Between the time I was offered the internship and my first day on the job, I found out that one of my uncles had a stroke. My family was shaken. No one in our family had ever had a stroke before, so our knowledge of the condition was limited. To say the least, we felt helpless and unsure of what to do.
Immediately I went online to learn more about stroke. I also was introduced to Lesia Mooney, R.N., who is part of Mayo Clinic’s Stroke Center. Mooney patiently took time to answer all of my questions and I appreciated her honesty.
One of the things she shared with me was that once a person suffers a stroke, their chance for recurrence increases.
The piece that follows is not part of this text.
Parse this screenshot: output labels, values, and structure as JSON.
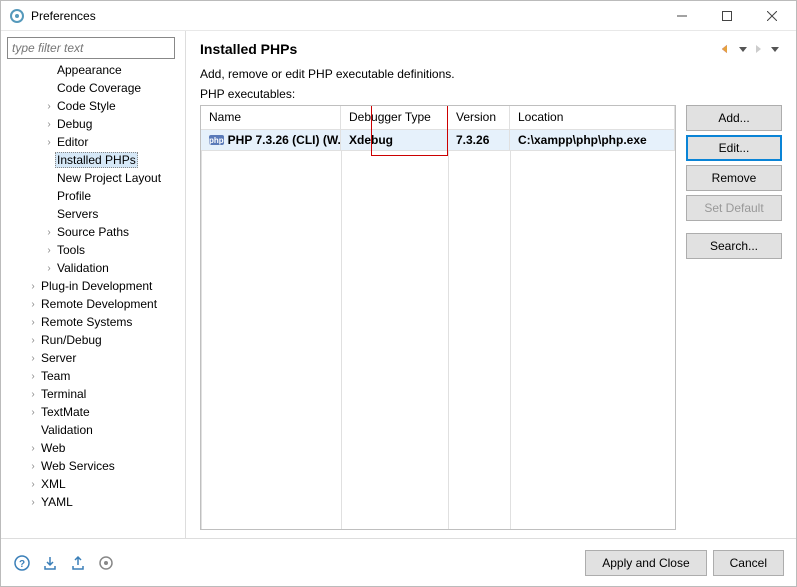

I asked about how to reduce one’s risk for recurrence and was surprised to learn that simple lifestyle changes are key – taking prescribed medications appropriately, exercising, limiting stress and monitoring his cholesterol and blood pressure.
I also learned that eating healthy is important too since trans fats can also increase my risk. I found this information from one of Mayo’s nutritionist helpful as I made a commitment to try more fruits and vegetables.
-- Kristen Lacoste, former public affairs intern